Mitsubishi Hitachi Power Systems Sponsors Performance Tracking Tool for U.S. Power Plants
PITTSBURGH, PA. – (March 28, 2017) Today during Carnegie Mellon Energy Week, Mitsubishi Hitachi Power Systems (MHPS) Americas President & CEO Paul Browning unveiled the initial results of a new Carnegie Mellon University (CMU) index measuring carbon dioxide emissions from the U.S. electrical power generation sector. The Carnegie Mellon Power Sector Carbon Index found that U.S. power producers had cut carbon dioxide emissions intensity by 24 percent since 2005.
“The Carnegie Mellon Power Sector Carbon Index highlights what is taking place in the industry as older, inefficient coal-fired power plants have been replaced with renewables and highly efficient natural gas power plants,” Browning said. “Power generators are making significant strides in reducing carbon dioxide and other emissions, while at the same time meeting growing demands for affordable and reliable electricity. The Carnegie Mellon Power Sector Carbon Index supported by Mitsubishi Hitachi Power Systems shows that the industry has made remarkable progress during the past decade.”

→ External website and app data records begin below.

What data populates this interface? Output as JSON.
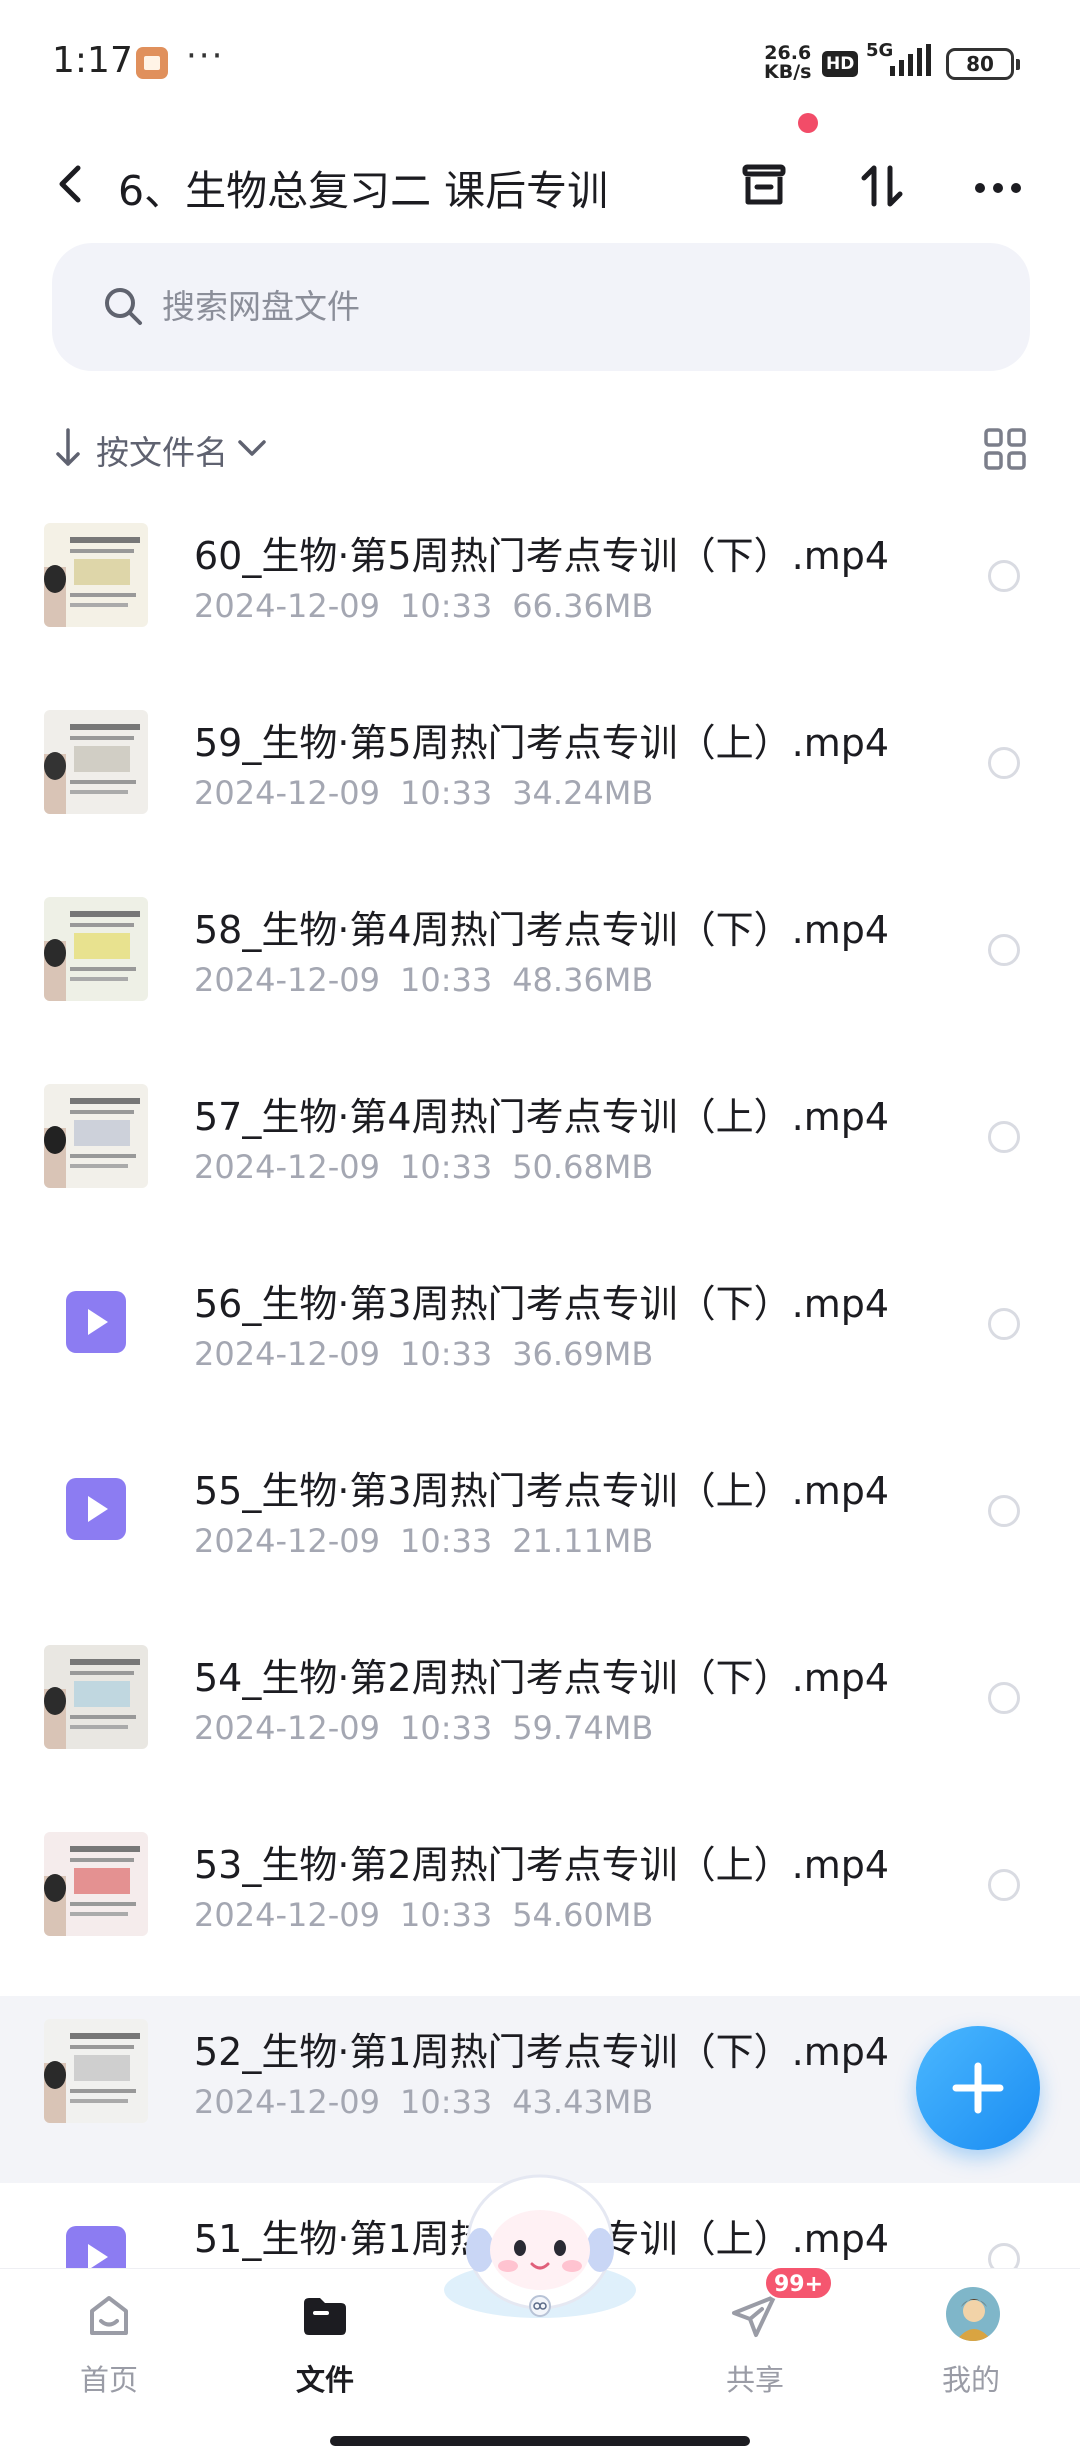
{
  "status_bar": {
    "time": "1:17",
    "dots": "···",
    "net_speed_value": "26.6",
    "net_speed_unit": "KB/s",
    "hd": "HD",
    "network": "5G",
    "battery": "80"
  },
  "header": {
    "title": "6、生物总复习二 课后专训"
  },
  "search": {
    "placeholder": "搜索网盘文件"
  },
  "sort": {
    "label": "按文件名"
  },
  "files": [
    {
      "name": "60_生物·第5周热门考点专训（下）.mp4",
      "date": "2024-12-09",
      "time": "10:33",
      "size": "66.36MB",
      "thumb": "video-frame"
    },
    {
      "name": "59_生物·第5周热门考点专训（上）.mp4",
      "date": "2024-12-09",
      "time": "10:33",
      "size": "34.24MB",
      "thumb": "video-frame"
    },
    {
      "name": "58_生物·第4周热门考点专训（下）.mp4",
      "date": "2024-12-09",
      "time": "10:33",
      "size": "48.36MB",
      "thumb": "video-frame"
    },
    {
      "name": "57_生物·第4周热门考点专训（上）.mp4",
      "date": "2024-12-09",
      "time": "10:33",
      "size": "50.68MB",
      "thumb": "video-frame"
    },
    {
      "name": "56_生物·第3周热门考点专训（下）.mp4",
      "date": "2024-12-09",
      "time": "10:33",
      "size": "36.69MB",
      "thumb": "play-icon"
    },
    {
      "name": "55_生物·第3周热门考点专训（上）.mp4",
      "date": "2024-12-09",
      "time": "10:33",
      "size": "21.11MB",
      "thumb": "play-icon"
    },
    {
      "name": "54_生物·第2周热门考点专训（下）.mp4",
      "date": "2024-12-09",
      "time": "10:33",
      "size": "59.74MB",
      "thumb": "video-frame"
    },
    {
      "name": "53_生物·第2周热门考点专训（上）.mp4",
      "date": "2024-12-09",
      "time": "10:33",
      "size": "54.60MB",
      "thumb": "video-frame"
    },
    {
      "name": "52_生物·第1周热门考点专训（下）.mp4",
      "date": "2024-12-09",
      "time": "10:33",
      "size": "43.43MB",
      "thumb": "video-frame"
    },
    {
      "name": "51_生物·第1周热门考点专训（上）.mp4",
      "date": "",
      "time": "",
      "size": "",
      "thumb": "play-icon"
    }
  ],
  "nav": {
    "home": "首页",
    "files": "文件",
    "share": "共享",
    "share_badge": "99+",
    "mine": "我的"
  },
  "colors": {
    "accent": "#1a8cf2",
    "badge": "#f5566f",
    "play_icon": "#8c7cf2"
  }
}
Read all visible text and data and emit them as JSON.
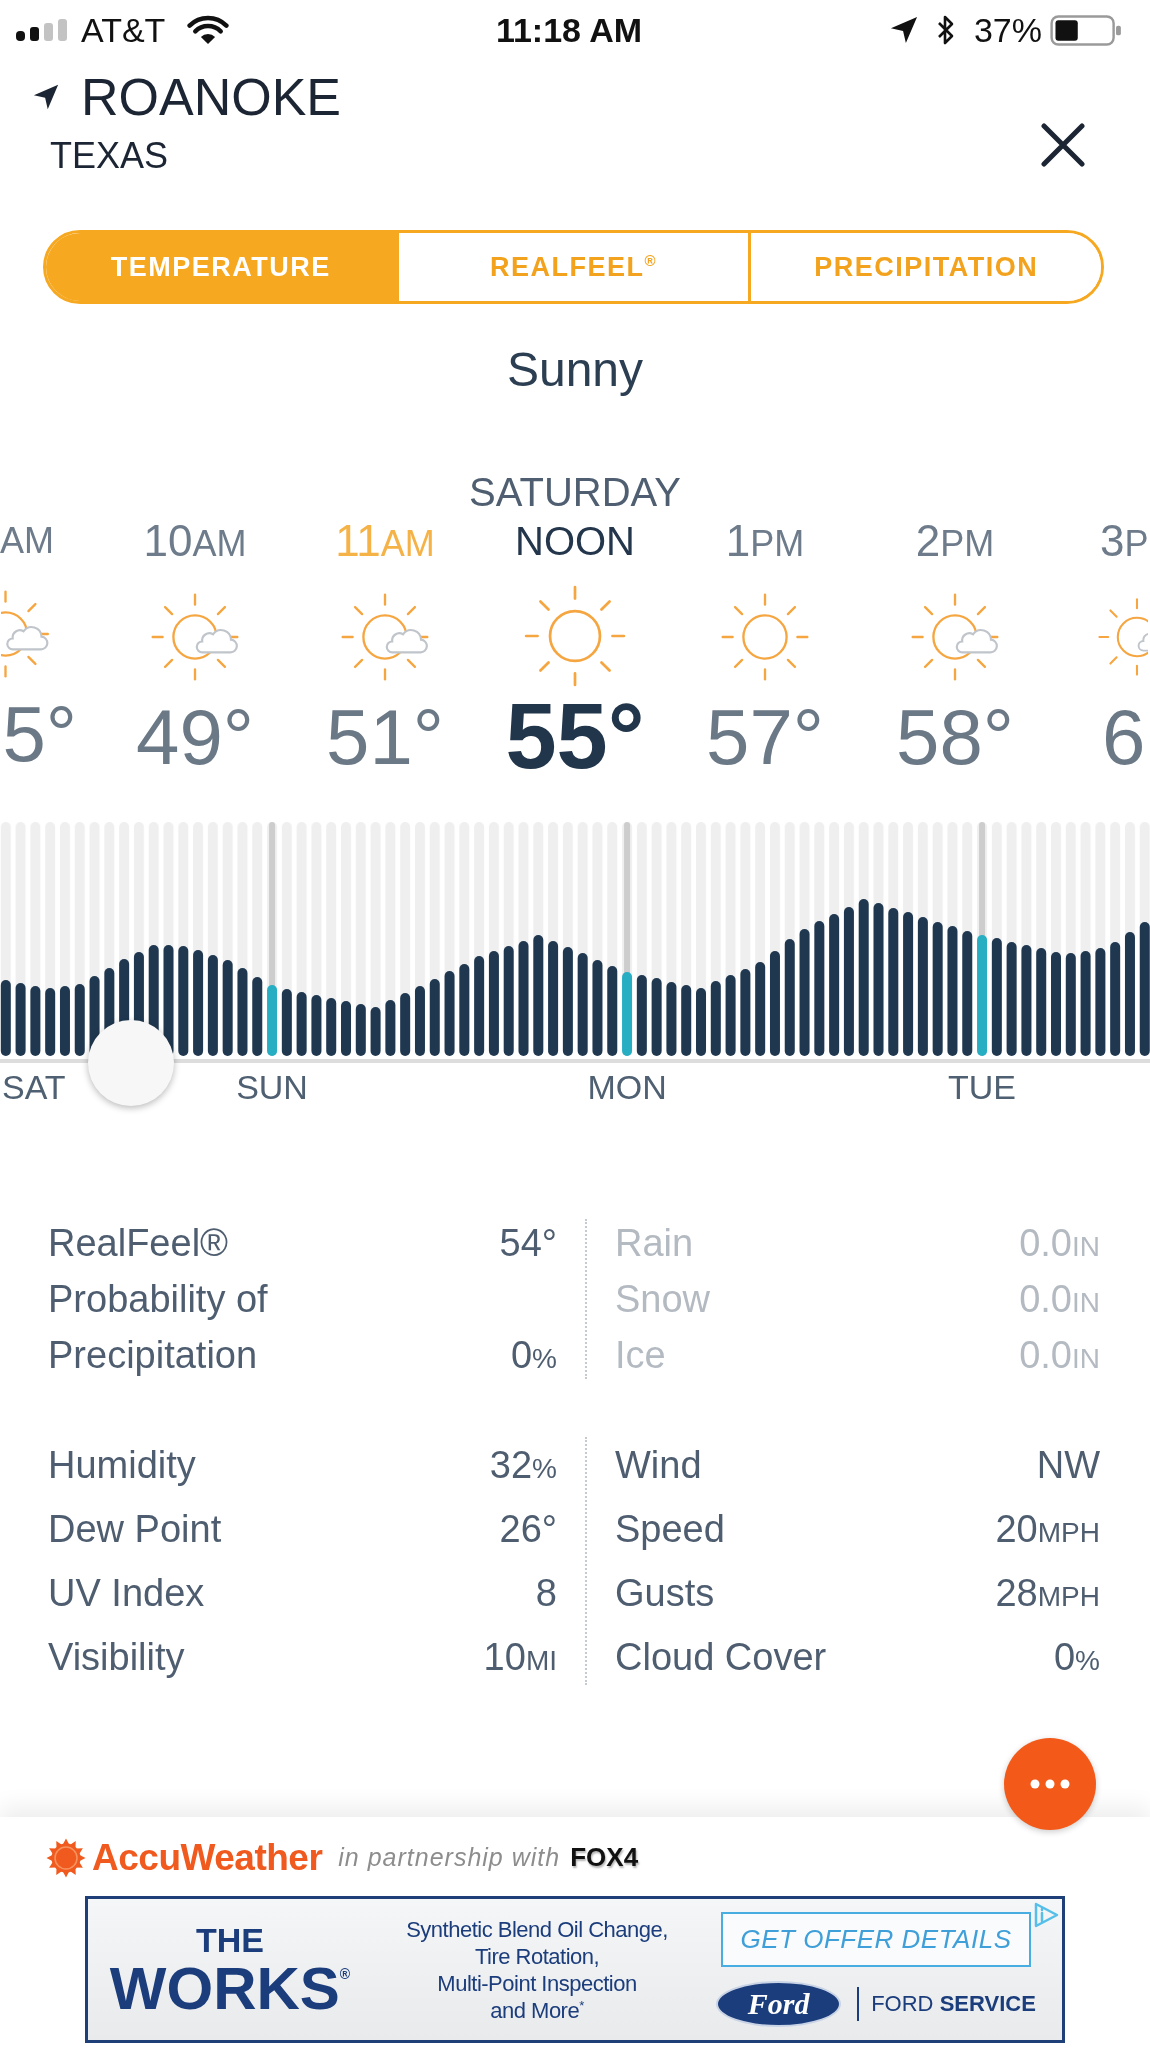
{
  "status_bar": {
    "carrier": "AT&T",
    "time": "11:18 AM",
    "battery": "37%"
  },
  "header": {
    "city": "ROANOKE",
    "region": "TEXAS"
  },
  "tabs": [
    {
      "label": "TEMPERATURE",
      "selected": true
    },
    {
      "label": "REALFEEL$^{®}$",
      "selected": false
    },
    {
      "label": "PRECIPITATION",
      "selected": false
    }
  ],
  "condition": "Sunny",
  "hours": [
    {
      "suffix": "AM",
      "kind": "partly-sunny",
      "temp": "5°",
      "selected": false,
      "current": false
    },
    {
      "hour": "10",
      "suffix": "AM",
      "kind": "partly-sunny",
      "temp": "49°",
      "selected": false,
      "current": false
    },
    {
      "hour": "11",
      "suffix": "AM",
      "kind": "partly-sunny",
      "temp": "51°",
      "selected": false,
      "current": true
    },
    {
      "day": "SATURDAY",
      "suffix": "NOON",
      "kind": "sunny",
      "temp": "55°",
      "selected": true,
      "current": false
    },
    {
      "hour": "1",
      "suffix": "PM",
      "kind": "sunny",
      "temp": "57°",
      "selected": false,
      "current": false
    },
    {
      "hour": "2",
      "suffix": "PM",
      "kind": "partly-sunny",
      "temp": "58°",
      "selected": false,
      "current": false
    },
    {
      "hour": "3",
      "suffix": "P",
      "kind": "partly-sunny",
      "temp": "6",
      "selected": false,
      "current": false
    }
  ],
  "timeline": {
    "days": [
      "SAT",
      "SUN",
      "MON",
      "TUE"
    ]
  },
  "details": [
    {
      "left": [
        {
          "label": "RealFeel®",
          "value": "54°",
          "dimmed": false
        },
        {
          "label": "Probability of Precipitation",
          "value": "0",
          "unit": "%",
          "dimmed": false
        }
      ],
      "right": [
        {
          "label": "Rain",
          "value": "0.0",
          "unit": "IN",
          "dimmed": true
        },
        {
          "label": "Snow",
          "value": "0.0",
          "unit": "IN",
          "dimmed": true
        },
        {
          "label": "Ice",
          "value": "0.0",
          "unit": "IN",
          "dimmed": true
        }
      ]
    },
    {
      "left": [
        {
          "label": "Humidity",
          "value": "32",
          "unit": "%",
          "dimmed": false
        },
        {
          "label": "Dew Point",
          "value": "26°",
          "dimmed": false
        },
        {
          "label": "UV Index",
          "value": "8",
          "dimmed": false
        },
        {
          "label": "Visibility",
          "value": "10",
          "unit": "MI",
          "dimmed": false
        }
      ],
      "right": [
        {
          "label": "Wind",
          "value": "NW",
          "dimmed": false
        },
        {
          "label": "Speed",
          "value": "20",
          "unit": "MPH",
          "dimmed": false
        },
        {
          "label": "Gusts",
          "value": "28",
          "unit": "MPH",
          "dimmed": false
        },
        {
          "label": "Cloud Cover",
          "value": "0",
          "unit": "%",
          "dimmed": false
        }
      ]
    }
  ],
  "footer": {
    "brand": "AccuWeather",
    "tagline": "in partnership with",
    "partner": "FOX4"
  },
  "ad": {
    "kicker": "THE",
    "headline": "WORKS$^{®}$",
    "offer": "Synthetic Blend Oil Change,\nTire Rotation,\nMulti-Point Inspection\nand More$^{*}$",
    "cta": "GET OFFER DETAILS",
    "logo": "Ford",
    "service": "FORD **SERVICE**"
  }
}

The Carnegie Mellon Power Sector Carbon Index provides a comprehensive picture of the environmental impact of electricity production in the U.S and will measure the environmental impact of the U.S. power grid during the previous 12 months and over an extended period to 1990. The CMU index will also provide a summary of how much electricity generation is from coal, natural gas, nuclear, and renewables. According to the Carnegie Mellon Power Sector Carbon Index, U.S. power plant emissions averaged 1,001 lbs. CO2/MWh in the Fourth Quarter of 2016, which was up 1 percent from the same time frame in 2015 but down 24 percent since peaking in 2005.
The data released as part of the Carnegie Mellon Power Sector Carbon Index
“We are really excited about providing this information to the public, and look forward tracking how the power sector evolves in the future”, said Professor Samaras. Professor Azevedo added: “The pace of change in the index is varying, because the speed at which we are adding new, lower carbon capacity increased – that’s a great thing for de-carbonization, but we are still a long way from the large levels of de-carbonization that are needed. We look forward to the day where we can report that we are 50% below the levels of 2005.”